Justice for my Sister

Members of Guatemala’s National Civilian Police during screening.

Producer Kimberly Bautista and the main character of the documentary, Rebeca.

Producer Kimberly Bautista and members of the National Civilian Police during screening at Del Valle University.

Despite social and legal efforts to prevent and punish violence against women, gender-based violence remains unfortunately common. According to a recent report by the Guatemalan Judiciary, violence “affects the entire female population” of Guatemala. In recent years there has been more than one femicide (murder of a woman) per day in Honduras, Guatemala, and El Salvador, which make up the Northern Tier region.

The governments of Guatemala, El Salvador, and Honduras have all taken significant steps in recent years to strengthen the response to this violent epidemic, creating laws specifically on femicide and other forms of gendered violence. Massive underreporting of crimes alongside a conviction rate below two percent suggests that Gender-Based Violence remains a severe issue in the region. 

Although the strengthening of local institutions and laws is an important step, addressing public perception of violence against women and ensuring access to justice to women victims of violence are critical to ending this circle of fear.

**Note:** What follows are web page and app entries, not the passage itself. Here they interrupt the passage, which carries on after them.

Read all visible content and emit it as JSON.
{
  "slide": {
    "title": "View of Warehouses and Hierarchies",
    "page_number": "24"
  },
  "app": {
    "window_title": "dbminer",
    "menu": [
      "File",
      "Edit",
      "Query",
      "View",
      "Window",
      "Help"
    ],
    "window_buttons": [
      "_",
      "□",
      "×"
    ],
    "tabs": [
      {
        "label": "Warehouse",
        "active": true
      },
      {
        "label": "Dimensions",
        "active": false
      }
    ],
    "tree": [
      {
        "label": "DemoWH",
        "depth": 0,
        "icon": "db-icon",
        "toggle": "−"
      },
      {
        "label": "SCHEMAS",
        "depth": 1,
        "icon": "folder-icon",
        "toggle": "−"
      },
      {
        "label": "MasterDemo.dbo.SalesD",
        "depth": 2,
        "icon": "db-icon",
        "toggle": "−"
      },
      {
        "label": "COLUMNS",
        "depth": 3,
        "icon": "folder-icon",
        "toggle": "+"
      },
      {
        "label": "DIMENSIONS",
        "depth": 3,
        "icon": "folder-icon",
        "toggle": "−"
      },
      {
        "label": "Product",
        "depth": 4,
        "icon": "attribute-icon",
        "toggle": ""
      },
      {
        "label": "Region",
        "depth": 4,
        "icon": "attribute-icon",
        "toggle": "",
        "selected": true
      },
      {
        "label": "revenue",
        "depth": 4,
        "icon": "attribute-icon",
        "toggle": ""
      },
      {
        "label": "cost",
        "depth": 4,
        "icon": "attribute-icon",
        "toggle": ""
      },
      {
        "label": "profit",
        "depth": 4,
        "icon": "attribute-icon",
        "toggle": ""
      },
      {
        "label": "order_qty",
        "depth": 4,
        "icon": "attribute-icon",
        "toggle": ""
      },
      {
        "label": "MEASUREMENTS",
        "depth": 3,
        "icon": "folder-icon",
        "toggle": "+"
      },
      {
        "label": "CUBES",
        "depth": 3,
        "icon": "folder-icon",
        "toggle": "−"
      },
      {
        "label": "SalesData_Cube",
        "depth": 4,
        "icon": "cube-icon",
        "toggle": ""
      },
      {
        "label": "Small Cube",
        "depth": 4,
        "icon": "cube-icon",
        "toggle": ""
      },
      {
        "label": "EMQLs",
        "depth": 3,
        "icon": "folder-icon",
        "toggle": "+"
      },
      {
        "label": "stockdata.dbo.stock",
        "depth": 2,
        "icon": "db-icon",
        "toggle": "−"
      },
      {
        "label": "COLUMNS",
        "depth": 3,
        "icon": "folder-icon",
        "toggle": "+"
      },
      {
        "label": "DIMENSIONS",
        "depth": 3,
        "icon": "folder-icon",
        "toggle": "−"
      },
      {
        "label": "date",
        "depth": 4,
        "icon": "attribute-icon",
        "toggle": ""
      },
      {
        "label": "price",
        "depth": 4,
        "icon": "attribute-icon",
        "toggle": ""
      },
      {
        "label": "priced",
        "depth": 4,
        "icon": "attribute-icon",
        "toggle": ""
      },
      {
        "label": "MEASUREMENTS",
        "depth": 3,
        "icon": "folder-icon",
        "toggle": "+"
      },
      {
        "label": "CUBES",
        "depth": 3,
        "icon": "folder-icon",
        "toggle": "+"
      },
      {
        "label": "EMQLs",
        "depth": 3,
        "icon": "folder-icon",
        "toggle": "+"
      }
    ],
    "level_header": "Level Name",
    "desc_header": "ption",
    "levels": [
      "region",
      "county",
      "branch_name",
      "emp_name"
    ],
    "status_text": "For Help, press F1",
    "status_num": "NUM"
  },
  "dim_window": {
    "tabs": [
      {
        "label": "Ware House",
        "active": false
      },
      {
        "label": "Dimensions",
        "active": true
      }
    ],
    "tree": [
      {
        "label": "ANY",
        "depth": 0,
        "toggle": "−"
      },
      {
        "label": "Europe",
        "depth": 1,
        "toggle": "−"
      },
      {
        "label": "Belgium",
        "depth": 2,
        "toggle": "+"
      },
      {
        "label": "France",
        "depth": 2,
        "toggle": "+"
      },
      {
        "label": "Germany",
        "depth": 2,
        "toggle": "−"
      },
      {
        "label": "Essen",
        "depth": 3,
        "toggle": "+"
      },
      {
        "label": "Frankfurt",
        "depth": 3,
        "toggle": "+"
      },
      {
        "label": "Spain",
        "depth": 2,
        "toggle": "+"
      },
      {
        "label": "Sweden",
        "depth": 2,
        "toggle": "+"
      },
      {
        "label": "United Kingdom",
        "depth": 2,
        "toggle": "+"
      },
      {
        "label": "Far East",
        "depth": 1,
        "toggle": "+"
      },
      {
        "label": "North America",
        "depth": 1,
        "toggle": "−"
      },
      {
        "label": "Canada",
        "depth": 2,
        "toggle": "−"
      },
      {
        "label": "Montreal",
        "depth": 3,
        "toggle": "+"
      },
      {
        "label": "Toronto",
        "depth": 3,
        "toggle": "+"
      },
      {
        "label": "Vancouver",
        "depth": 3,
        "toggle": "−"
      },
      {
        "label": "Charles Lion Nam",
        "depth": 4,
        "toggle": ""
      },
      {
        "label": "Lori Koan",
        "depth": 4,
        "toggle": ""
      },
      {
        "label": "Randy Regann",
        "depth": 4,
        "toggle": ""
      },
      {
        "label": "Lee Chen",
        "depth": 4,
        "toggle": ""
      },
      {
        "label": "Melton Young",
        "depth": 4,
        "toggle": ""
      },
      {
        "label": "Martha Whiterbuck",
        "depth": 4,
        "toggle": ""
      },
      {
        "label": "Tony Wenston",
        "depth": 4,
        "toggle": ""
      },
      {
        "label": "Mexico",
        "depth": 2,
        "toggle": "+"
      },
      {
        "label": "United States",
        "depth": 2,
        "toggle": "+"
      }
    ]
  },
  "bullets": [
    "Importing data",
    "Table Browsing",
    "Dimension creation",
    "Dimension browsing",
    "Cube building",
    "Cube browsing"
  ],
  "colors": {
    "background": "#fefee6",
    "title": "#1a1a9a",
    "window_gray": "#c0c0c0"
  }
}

Canadian Commitment and Support

The film “Justice for my Sister” is an evocative and powerful tool for the promotion of gender equity and the curbing of gender-based violence. The Embassies of Canada in the region are happy to partner with and support filmmakers and activists doing excellent work in this area. Canada partnered with filmmaker and activist Kimberly Bautista and hosted her at three screenings across the Northern Tier region. Her 2012 documentary “Justice for my Sister” was filmed in Guatemala and is the powerful story of a woman’s fight to force the Guatemalan justice system to prosecute a suspect in her sister’s brutal murder. The film is part of a campaign spearheaded by Ms. Bautista to combat violence against women in cooperation with partner organizations throughout Central and South America.  

Across the Northern Tier, ‘Justice for my Sister’ was screened to large public audiences. Members of national governments, the judiciary, police and the staff of various international agencies joined the screenings and the discussions that followed. The film is especially moving and served to stir good questions and discussion from the groups.

At each of the stops on Ms. Bautista’s tour, our Embassies sponsored her partnership with local filmmakers and journalists. In Guatemala, the crew filmed a mini-documentary about a 14 year-old victim of sexual assault. In El Salvador filmmakers interviewed several female victims of various ages. These documentaries were part of a social media campaign to put an end to violence against women, which was supported by our Embassies accredited in Guatemala, El Salvador and Honduras.

Changing the Narrative

Canada remains committed to strengthening protections and access to justice for vulnerable populations. We are helping combat impunity for high levels of violence, and advocating for the rights of girls and women around the world.